7) Unless you are of some political or social stature, every one of your parents’ friends and co-workers do not have to be invited. Keep the ones with whom you have a special relationship and move on. Of course it is good manners to allow the parents to invite a few guests.

8) You do not have to reciprocate. If you were invited to some one’s wedding fifteen years ago, this does not mean you have to invite them to your wedding. Things change and they know this as well as you do.

9) Don’t worry about inviting the same amount of people from both sides of the family. If he is from a large family and you are an only child there will be a difference in numbers.

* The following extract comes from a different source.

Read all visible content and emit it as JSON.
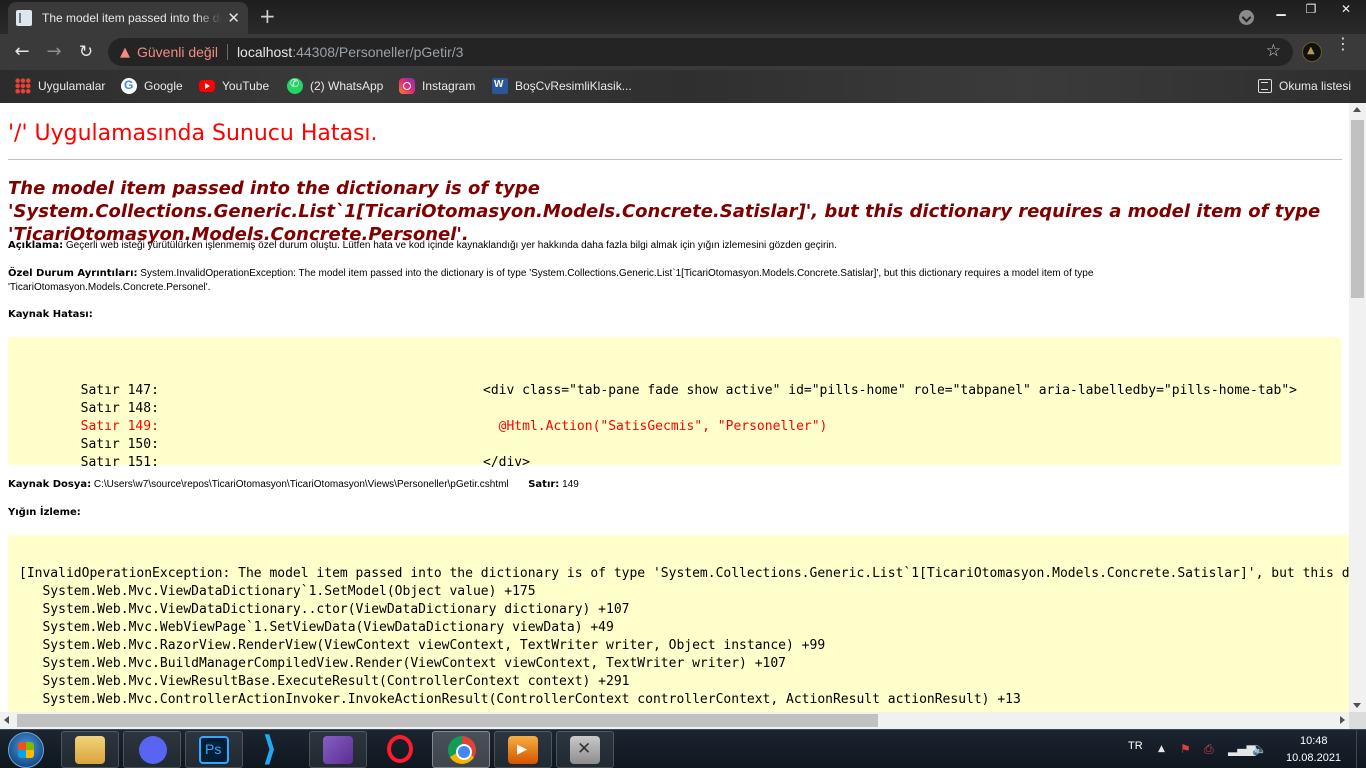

At the end of the process, you should have a guest list that is within your budget and everyone is satisfied. Use this list as a master list and make changes as they occur. Never invite anyone to a shower or send ‘save the date’ cards unless they are invited to the actual wedding. Remember, an open dialogue will solve everything and you do not have to feel bad if you cannot invite every single one of your ‘facebook friends’. The most important people are your immediate family and closest friends and the two of you.

-Penny Frulla for Bridal Expo Chicago

Wedding Etiquette – Who to invite?

In 2011, the average wedding will include about 150 guests. Although that seems like a lot of people, most people find limiting it to 150 becomes a task. Your co-workers, close friends, family, your fiance’s co-corkers, close friends, family all add up very quickly and it is hard to establish a cut-off point. This is one of those subjects that can easily escalate into an argument and cause tons of stress. I’ve put together some pointers to help you to understand when enough is enough. 

1) Get a pen and paper. Make a list that includes absolutely everyone you would like to invite to your wedding. Now comes the hard part. If the number of people on your list exceeds the number of guests you have budgeted for, you have some tough decisions to make. Take a deep breath before you move on because this is where you must be willing to compromise a little.

2) The one year rule. If you have not had a meaningful conversation with a friend in over a year, they do not need to be invited. This applies to friends only, not family. Mark them off of the list and move on.

3) Extended Family –  You don’t need to invite cousins, second cousins and long – lost relatives from all parts of the country if you have no real relationship with them. Invite only the people you are closest to.

4) Payback -You do not have to invite everyone who has ever invited you to their wedding. Relationships change and some couples have weddings with 500 guests.

5) No Children.  Inviting a family of six can easily be reduced to a table for two with two simple words on the invitation: no children.

6) Include names. If your invitation is for 2 people only, make it clear.  The Anderson family could be 4 or more people. Mr & Mrs. Anderson is simple and direct.

7) Co-workers – Only invite co-workers if you socialize with them outside of work and have a personal relationship with them. You do not have to invite everyone you work with. If you are obliged to invite your boss, make sure you handle this discreetly and invite those who may make a difference in your next promotion.

8) Do not send a save-the-date card to anyone you are not going to invite to the wedding, it is in very bad taste. There is one exception: if there has been a serious falling out since the save the date was sent, you are not obligated to send an invitation. However, this might be a good time to bury the hatchet and settle your differences unless you want this feud to continue and fester for a long time.

9) Ex-lovers or spouses. Realistically not all brides and grooms are marrying the first person they dated and they first person with whom they were intimate. There are  conditions; only if you are on good terms, you both agree,  they can be invited without causing a stir, and your guest limit allows.

10) 25% rule. One -fourth of your invited guests will not come for whatever reason….that’s a good thing.

Once you have your list together, make a legible copy to keep in your planner so when the replies start to come in you can keep track of them easily.

If all esle fails and you really can’t whittle down your list, have a candid conversation with both sets of parents and ask them to help you!

Penny Frulla for Bridal Expo Chicago